At the start of its 1960-61 season, the TV western Maverick was having to cope with the loss of its star, James Garner, who had quit the series after a messy contract dispute with Warner Brothers, the studio that produced the program. The show’s producers added another Maverick to the family to help out co-star Jack Kelly (Bart Maverick, who now became the show’s star) in the form of future Simon Templar-James Bond Roger Moore, who played the Maverick brothers’ British cousin, Beau—he would be introduced in the fourth season’s opener “The Bundle from Britain” (09/18/60).
But it’s the second show from that season that I’m drawing attention to—one which is scheduled to air tomorrow on the Encore Westerns channel at 8:00am EST. In “Hadley’s Hunters” (09/25/60), Bart runs afoul of a rogue sheriff played by Edgar “Uncle Joe” Buchanan (and future Academy Award-winner George Kennedy plays his deputy) who’s running a lucrative racket hunting down innocent men by claiming they’re outlaws and cashing in on the reward. Midway through the episode, Bart is informed that unless he locates a man whom he inadvertently let escape, he’s going to have to take his place. (The “outlaw,” by the way, is played by actor Brent Colbert—who would later turn up as brother [and James Garner clone] Brent in a pair of episodes toward the end of this season before disappearing into the same televisual void that claimed the likes of Davey Gillis, Eugene Barkley, etc.)

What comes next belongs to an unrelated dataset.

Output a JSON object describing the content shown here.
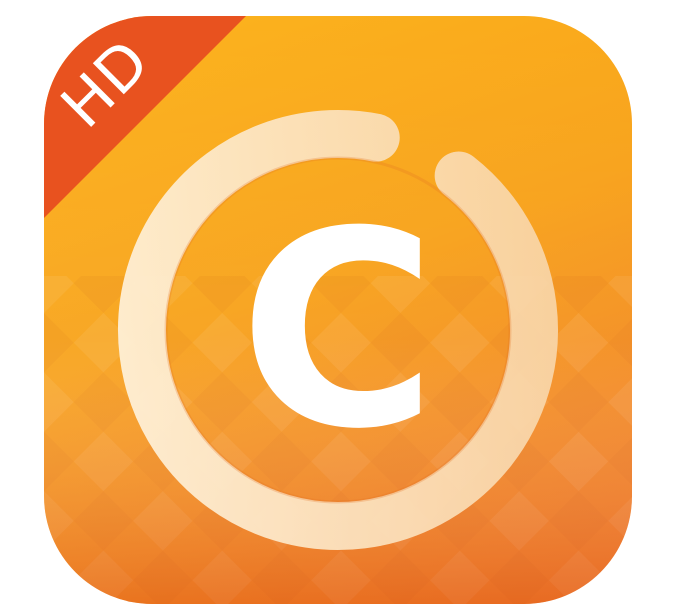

In hunting down the wanted man, Bart tries to enlist the assistance of marshal Dan Troop (John Russell) and deputy Johnny McKay (Peter Brown) from Lawman; Cheyenne Bodie (Clint Walker), Bronco Layne (Ty Hardin), and Tom Brewster (Will Hutchins) from Sugarfoot—none of which are of any real help. There’s also a quick reference to Warner Brothers’ other hit western, Colt .45 (which had been only recently been cancelled) and a funny bit from an actor who was prominently featured on 77 Sunset Strip, constantly combing his hair. (You get three guesses…and the first two don’t count.)
It’s the cameos from these Warner’s westerns stars that make “Hadley’s” a fun watch; those of you who follow this blog on occasion know that while I remain a James Garner partisan when it comes to Maverick Jack Kelly could be equally effective, and this is one of my favorite Bart escapades. (I think the reason why I’m not 100% in Kelly’s corner is because when I first got the opportunity to see the show in reruns after years of aching to see it, it always seemed to be a Bart repeat.) But I’ve changed my opinion on Kelly, who in later years proved that he was a real class act—he used to always remind interviewers: “Garner was Maverick—I was just his brother.” (And he was still one of the best things in that 1991 TV-movie The Gambler Returns: The Luck of the Draw.)